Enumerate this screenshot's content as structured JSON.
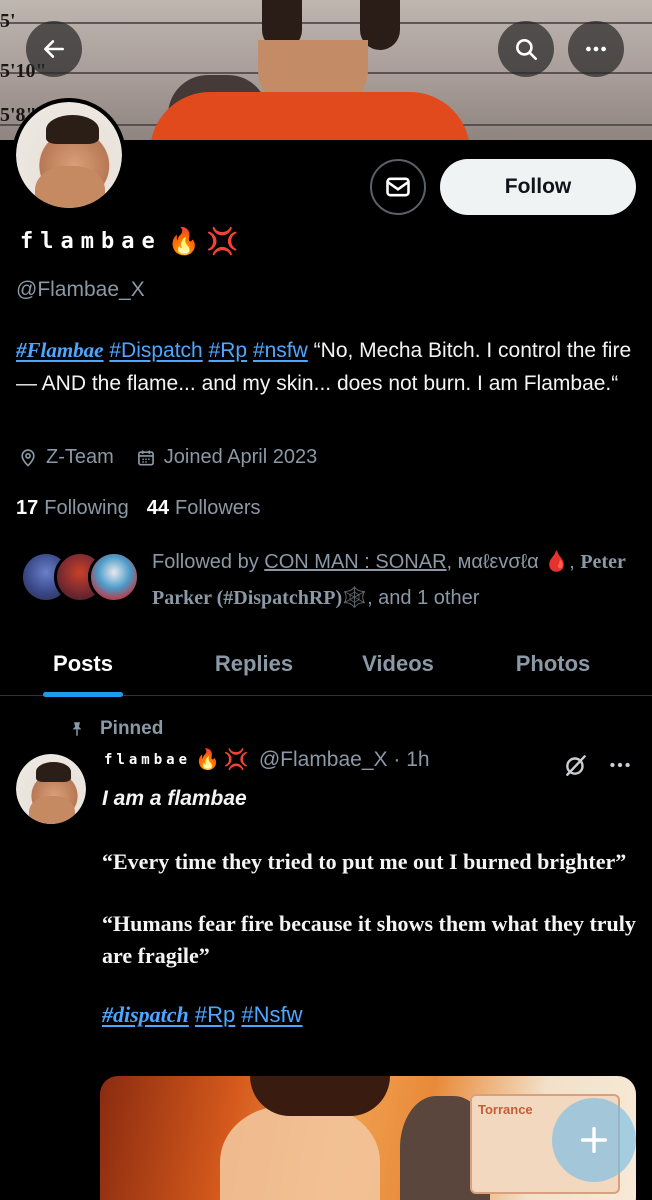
{
  "banner": {
    "height_marks": [
      "5'",
      "5'10\"",
      "5'8\""
    ]
  },
  "header": {
    "back_icon": "arrow-left-icon",
    "search_icon": "search-icon",
    "more_icon": "more-horizontal-icon"
  },
  "profile": {
    "display_name": "flambae",
    "name_emojis": [
      "🔥",
      "💢"
    ],
    "handle": "@Flambae_X",
    "follow_label": "Follow",
    "bio": {
      "tags": [
        "#Flambae",
        "#Dispatch",
        "#Rp",
        "#nsfw"
      ],
      "text": "“No, Mecha Bitch. I control the fire — AND the flame... and my skin... does not burn. I am Flambae.“"
    },
    "location": "Z-Team",
    "joined": "Joined April 2023",
    "following_count": "17",
    "following_label": "Following",
    "followers_count": "44",
    "followers_label": "Followers",
    "followed_by": {
      "prefix": "Followed by ",
      "user1": "CON MAN : SONAR",
      "user2": "мαℓεvσℓα 🩸",
      "user3": "Peter Parker (#DispatchRP)🕸️",
      "suffix": ", and 1 other"
    }
  },
  "tabs": [
    {
      "label": "Posts",
      "active": true
    },
    {
      "label": "Replies",
      "active": false
    },
    {
      "label": "Videos",
      "active": false
    },
    {
      "label": "Photos",
      "active": false
    }
  ],
  "post": {
    "pinned_label": "Pinned",
    "author_name": "flambae",
    "author_emojis": [
      "🔥",
      "💢"
    ],
    "handle_time": "@Flambae_X · 1h",
    "line1": "I am a flambae",
    "quote1": "“Every time they tried to put me out I burned brighter”",
    "quote2": "“Humans fear fire because it shows them what they truly are  fragile”",
    "tags": [
      "#dispatch",
      "#Rp",
      "#Nsfw"
    ],
    "media_card_text": "Torrance"
  },
  "fab": {
    "icon": "plus-icon"
  },
  "colors": {
    "accent": "#1d9bf0",
    "link": "#4ea7ff",
    "muted": "#8b98a5",
    "background": "#000000"
  }
}
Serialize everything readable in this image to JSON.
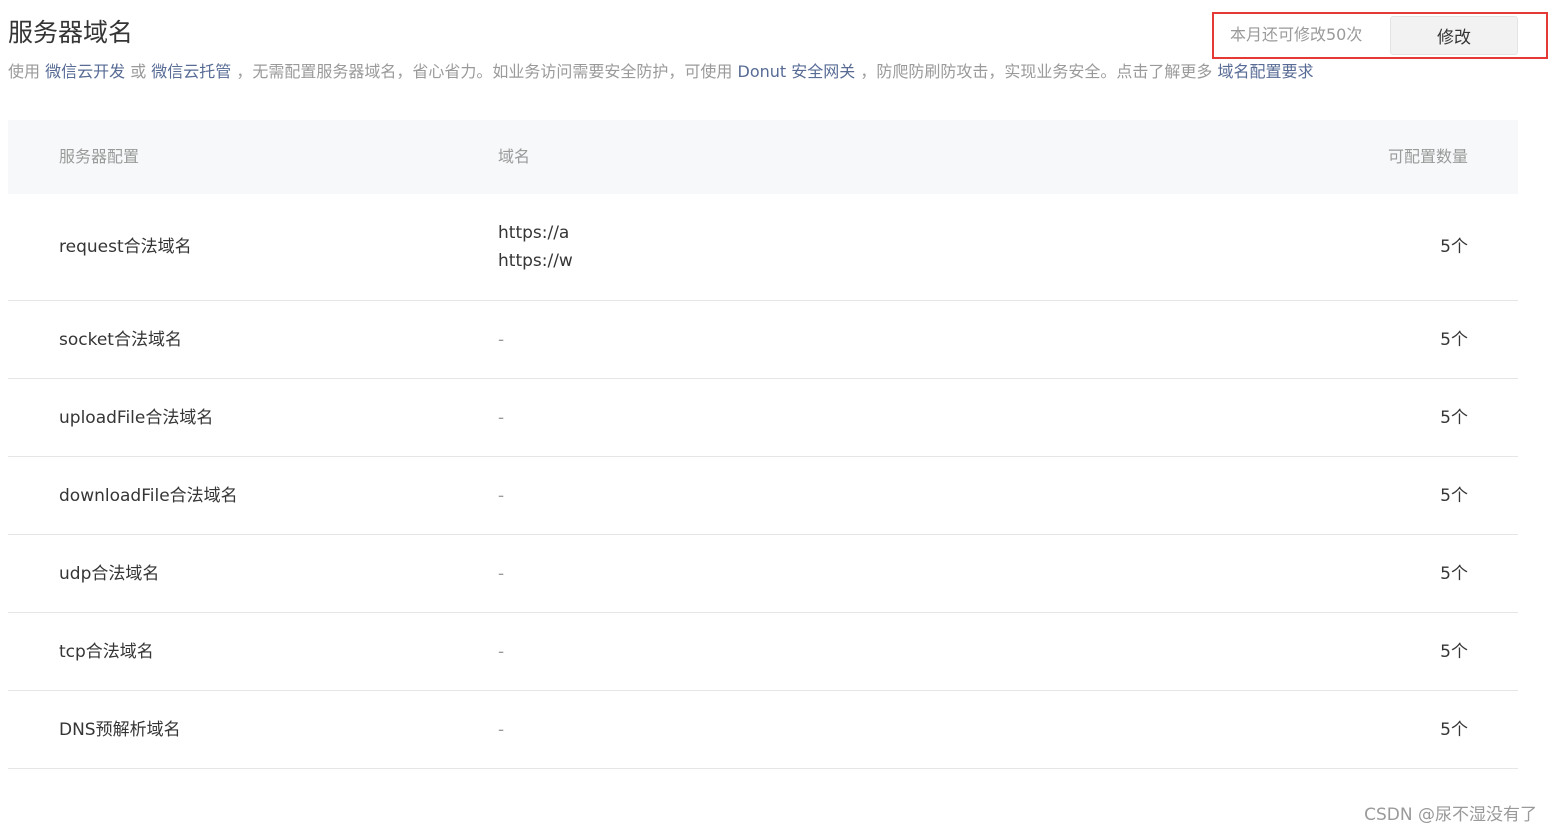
{
  "header": {
    "title": "服务器域名",
    "description": {
      "p1": "使用 ",
      "link1": "微信云开发",
      "p2": " 或 ",
      "link2": "微信云托管",
      "p3": " ，无需配置服务器域名，省心省力。如业务访问需要安全防护，可使用 ",
      "link3": "Donut 安全网关",
      "p4": " ，防爬防刷防攻击，实现业务安全。点击了解更多 ",
      "link4": "域名配置要求"
    },
    "quota_text": "本月还可修改50次",
    "modify_label": "修改"
  },
  "table": {
    "columns": [
      "服务器配置",
      "域名",
      "可配置数量"
    ],
    "rows": [
      {
        "name": "request合法域名",
        "domains": [
          "https://a",
          "https://w"
        ],
        "count": "5个"
      },
      {
        "name": "socket合法域名",
        "domain": "-",
        "count": "5个"
      },
      {
        "name": "uploadFile合法域名",
        "domain": "-",
        "count": "5个"
      },
      {
        "name": "downloadFile合法域名",
        "domain": "-",
        "count": "5个"
      },
      {
        "name": "udp合法域名",
        "domain": "-",
        "count": "5个"
      },
      {
        "name": "tcp合法域名",
        "domain": "-",
        "count": "5个"
      },
      {
        "name": "DNS预解析域名",
        "domain": "-",
        "count": "5个"
      }
    ]
  },
  "watermark": "CSDN @尿不湿没有了",
  "colors": {
    "link": "#576b95",
    "highlight_border": "#e53935",
    "header_bg": "#f6f8f9"
  }
}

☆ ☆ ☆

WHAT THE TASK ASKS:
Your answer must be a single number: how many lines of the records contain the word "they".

OUTPUT FOR THIS EXERCISE:
2